> [Try it] Each line that has the string "data" must be copied from the records below.

Web page and app entries
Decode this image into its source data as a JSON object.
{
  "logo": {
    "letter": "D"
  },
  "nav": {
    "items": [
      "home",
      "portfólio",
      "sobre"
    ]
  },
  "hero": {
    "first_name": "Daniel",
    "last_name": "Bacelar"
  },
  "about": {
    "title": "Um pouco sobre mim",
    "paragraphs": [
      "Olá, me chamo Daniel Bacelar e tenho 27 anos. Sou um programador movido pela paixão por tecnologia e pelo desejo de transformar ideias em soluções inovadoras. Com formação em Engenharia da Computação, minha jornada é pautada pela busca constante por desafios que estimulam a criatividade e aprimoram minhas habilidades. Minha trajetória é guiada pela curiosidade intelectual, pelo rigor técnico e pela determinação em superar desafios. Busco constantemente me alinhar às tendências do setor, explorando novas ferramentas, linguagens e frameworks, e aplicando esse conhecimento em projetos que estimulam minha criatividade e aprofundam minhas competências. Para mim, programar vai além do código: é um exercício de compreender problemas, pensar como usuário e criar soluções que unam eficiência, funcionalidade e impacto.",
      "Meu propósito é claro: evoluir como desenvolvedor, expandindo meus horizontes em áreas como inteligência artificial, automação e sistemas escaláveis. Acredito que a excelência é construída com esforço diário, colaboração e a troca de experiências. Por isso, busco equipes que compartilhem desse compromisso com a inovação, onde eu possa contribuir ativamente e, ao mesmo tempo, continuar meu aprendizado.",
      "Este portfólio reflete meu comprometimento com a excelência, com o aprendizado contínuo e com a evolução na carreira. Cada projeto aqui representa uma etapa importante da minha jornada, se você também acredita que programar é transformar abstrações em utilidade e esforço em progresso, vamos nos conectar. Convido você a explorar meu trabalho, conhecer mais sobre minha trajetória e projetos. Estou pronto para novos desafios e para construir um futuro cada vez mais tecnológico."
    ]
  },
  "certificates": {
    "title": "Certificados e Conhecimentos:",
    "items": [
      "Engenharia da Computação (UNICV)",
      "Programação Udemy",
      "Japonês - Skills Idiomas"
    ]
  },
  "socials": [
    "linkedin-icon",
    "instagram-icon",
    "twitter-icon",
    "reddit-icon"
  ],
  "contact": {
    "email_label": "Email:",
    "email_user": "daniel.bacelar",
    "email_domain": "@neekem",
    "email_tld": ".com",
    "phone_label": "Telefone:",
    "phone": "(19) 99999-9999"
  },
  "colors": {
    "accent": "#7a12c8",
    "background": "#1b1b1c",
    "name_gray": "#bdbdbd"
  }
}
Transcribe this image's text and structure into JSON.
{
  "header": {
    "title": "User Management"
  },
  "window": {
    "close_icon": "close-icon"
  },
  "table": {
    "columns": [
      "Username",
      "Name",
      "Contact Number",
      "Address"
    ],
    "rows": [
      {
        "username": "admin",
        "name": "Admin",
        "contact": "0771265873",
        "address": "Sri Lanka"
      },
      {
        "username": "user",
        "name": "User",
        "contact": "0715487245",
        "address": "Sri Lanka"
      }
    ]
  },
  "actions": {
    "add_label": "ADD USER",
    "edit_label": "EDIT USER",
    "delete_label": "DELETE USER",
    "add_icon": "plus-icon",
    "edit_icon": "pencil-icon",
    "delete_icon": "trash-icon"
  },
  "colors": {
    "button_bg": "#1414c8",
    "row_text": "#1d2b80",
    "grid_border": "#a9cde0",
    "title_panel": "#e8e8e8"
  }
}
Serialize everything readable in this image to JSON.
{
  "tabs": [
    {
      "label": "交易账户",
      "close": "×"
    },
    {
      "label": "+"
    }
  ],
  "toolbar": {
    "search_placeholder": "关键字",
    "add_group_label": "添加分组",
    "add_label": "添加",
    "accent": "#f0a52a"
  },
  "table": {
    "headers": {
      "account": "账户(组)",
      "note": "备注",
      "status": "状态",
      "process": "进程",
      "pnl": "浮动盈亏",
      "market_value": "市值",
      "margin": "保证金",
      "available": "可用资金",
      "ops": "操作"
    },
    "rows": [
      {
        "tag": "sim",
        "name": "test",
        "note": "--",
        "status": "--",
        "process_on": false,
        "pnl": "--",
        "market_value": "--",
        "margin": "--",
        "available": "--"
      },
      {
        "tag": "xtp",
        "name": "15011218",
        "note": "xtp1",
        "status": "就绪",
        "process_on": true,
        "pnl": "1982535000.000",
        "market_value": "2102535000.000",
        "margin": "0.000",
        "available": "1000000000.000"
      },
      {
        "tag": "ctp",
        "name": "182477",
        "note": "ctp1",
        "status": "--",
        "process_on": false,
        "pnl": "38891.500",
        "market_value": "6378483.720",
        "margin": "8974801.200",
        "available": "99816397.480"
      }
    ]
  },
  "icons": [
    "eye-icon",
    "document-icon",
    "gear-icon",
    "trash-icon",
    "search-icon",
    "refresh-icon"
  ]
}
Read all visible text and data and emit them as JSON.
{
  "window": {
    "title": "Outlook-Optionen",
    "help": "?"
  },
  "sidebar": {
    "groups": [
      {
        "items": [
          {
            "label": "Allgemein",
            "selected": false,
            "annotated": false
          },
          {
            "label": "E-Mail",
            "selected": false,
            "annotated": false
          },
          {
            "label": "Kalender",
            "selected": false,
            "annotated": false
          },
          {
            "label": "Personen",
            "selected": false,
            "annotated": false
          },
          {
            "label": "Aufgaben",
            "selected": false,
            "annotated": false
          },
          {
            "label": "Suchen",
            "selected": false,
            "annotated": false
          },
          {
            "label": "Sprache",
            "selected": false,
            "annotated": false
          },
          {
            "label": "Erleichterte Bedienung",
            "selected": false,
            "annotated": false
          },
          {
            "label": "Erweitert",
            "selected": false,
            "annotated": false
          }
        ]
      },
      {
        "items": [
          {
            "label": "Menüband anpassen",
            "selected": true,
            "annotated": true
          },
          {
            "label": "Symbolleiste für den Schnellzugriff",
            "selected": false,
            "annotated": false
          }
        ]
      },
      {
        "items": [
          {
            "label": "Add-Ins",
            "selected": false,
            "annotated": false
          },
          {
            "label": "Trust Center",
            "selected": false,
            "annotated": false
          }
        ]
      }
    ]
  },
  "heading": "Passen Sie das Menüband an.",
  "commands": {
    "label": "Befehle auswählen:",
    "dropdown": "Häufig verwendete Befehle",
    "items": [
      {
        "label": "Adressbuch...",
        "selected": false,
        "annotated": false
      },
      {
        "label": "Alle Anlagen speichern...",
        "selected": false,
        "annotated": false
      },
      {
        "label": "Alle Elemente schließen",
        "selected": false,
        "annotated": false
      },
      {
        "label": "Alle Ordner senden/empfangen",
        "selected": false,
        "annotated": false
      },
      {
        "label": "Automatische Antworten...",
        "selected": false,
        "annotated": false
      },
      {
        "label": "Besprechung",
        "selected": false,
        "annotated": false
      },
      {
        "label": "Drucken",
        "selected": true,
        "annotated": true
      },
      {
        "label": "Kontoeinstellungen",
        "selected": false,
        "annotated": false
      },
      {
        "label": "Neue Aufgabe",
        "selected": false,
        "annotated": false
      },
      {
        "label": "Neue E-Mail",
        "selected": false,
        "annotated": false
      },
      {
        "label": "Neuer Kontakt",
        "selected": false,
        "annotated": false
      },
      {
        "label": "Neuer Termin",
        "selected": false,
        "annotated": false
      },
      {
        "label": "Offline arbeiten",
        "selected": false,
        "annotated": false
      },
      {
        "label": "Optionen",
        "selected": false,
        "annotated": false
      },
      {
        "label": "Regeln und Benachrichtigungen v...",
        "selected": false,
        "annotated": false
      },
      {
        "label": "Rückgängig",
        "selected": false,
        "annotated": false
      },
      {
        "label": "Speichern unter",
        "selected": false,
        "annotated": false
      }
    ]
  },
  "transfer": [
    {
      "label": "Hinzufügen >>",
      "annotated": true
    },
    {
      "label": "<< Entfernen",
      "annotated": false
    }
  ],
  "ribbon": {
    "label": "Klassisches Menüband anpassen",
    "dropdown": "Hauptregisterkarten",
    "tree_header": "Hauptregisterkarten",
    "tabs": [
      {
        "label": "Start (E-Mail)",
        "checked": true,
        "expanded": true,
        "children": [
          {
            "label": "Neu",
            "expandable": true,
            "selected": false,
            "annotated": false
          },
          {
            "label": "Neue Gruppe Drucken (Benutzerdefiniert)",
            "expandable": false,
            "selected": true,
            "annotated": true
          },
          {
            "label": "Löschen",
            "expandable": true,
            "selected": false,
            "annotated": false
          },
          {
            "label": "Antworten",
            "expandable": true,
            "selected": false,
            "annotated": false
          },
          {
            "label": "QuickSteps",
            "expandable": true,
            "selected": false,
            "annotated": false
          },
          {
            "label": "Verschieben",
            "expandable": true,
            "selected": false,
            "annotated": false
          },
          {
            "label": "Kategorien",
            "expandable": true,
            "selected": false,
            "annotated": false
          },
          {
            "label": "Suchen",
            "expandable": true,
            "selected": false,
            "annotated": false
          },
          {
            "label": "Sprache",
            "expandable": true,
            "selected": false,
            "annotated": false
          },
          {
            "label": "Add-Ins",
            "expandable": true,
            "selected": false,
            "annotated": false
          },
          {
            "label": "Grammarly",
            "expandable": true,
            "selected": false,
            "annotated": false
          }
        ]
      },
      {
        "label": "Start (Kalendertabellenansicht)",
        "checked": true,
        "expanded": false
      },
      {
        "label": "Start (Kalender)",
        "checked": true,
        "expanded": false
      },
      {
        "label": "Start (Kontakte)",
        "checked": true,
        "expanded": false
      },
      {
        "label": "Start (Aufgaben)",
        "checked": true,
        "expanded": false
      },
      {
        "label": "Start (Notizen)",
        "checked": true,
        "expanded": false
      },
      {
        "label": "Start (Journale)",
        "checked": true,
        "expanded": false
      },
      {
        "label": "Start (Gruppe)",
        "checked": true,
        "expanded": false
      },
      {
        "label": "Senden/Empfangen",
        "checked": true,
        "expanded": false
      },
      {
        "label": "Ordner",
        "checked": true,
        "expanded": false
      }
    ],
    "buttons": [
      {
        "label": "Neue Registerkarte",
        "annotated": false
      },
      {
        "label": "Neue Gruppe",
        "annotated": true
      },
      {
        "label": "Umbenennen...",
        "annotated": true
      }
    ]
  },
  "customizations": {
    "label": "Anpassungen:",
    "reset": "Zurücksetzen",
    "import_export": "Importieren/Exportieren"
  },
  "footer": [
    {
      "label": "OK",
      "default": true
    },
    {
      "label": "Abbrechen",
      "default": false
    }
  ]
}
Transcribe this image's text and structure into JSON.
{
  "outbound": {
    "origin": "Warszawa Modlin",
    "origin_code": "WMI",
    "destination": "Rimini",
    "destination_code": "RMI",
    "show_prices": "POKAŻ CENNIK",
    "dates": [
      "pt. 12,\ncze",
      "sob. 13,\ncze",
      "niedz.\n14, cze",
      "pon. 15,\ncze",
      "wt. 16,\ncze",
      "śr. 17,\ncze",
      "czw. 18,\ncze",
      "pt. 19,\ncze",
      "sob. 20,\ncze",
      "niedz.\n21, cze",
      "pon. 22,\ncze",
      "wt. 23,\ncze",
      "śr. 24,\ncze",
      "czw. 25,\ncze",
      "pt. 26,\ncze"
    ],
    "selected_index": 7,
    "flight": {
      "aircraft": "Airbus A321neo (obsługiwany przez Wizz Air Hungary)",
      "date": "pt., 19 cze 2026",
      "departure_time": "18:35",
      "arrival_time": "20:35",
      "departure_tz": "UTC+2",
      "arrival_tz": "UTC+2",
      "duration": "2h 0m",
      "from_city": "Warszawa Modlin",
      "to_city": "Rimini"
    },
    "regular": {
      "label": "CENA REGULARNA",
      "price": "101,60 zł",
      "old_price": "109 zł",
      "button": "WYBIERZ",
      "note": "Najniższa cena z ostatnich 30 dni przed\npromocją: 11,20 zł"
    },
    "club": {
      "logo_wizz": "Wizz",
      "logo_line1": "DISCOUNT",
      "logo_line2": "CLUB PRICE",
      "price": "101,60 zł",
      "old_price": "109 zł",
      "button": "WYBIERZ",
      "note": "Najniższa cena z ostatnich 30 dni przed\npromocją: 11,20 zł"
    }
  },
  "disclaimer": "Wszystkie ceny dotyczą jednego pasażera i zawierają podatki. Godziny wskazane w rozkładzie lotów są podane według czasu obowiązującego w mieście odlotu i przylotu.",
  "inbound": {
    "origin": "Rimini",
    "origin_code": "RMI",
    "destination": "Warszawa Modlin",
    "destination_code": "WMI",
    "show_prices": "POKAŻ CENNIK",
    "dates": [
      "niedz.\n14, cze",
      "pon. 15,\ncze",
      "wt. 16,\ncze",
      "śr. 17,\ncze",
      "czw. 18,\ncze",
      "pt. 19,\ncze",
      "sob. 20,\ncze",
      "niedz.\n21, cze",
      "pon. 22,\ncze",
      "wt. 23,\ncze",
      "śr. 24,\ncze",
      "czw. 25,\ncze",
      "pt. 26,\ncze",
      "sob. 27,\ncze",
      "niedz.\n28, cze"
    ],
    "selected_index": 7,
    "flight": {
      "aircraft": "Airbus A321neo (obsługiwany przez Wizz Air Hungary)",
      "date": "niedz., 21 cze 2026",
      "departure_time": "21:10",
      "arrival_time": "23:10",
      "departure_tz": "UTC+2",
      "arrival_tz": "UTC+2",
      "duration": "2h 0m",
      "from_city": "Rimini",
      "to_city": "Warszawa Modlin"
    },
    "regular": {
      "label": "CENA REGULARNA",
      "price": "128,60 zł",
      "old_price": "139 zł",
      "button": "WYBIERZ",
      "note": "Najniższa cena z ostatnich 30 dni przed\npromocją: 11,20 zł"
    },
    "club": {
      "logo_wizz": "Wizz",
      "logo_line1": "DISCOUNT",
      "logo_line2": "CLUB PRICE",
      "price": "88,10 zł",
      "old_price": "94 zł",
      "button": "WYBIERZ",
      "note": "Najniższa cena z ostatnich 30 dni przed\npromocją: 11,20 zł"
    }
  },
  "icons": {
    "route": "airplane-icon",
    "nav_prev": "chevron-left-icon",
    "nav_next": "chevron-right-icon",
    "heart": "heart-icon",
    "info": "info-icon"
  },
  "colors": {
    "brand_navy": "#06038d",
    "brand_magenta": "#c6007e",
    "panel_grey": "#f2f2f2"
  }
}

> [Result for this task]
Decode this image into its source data as a JSON object.
Read all visible text and data and emit them as JSON.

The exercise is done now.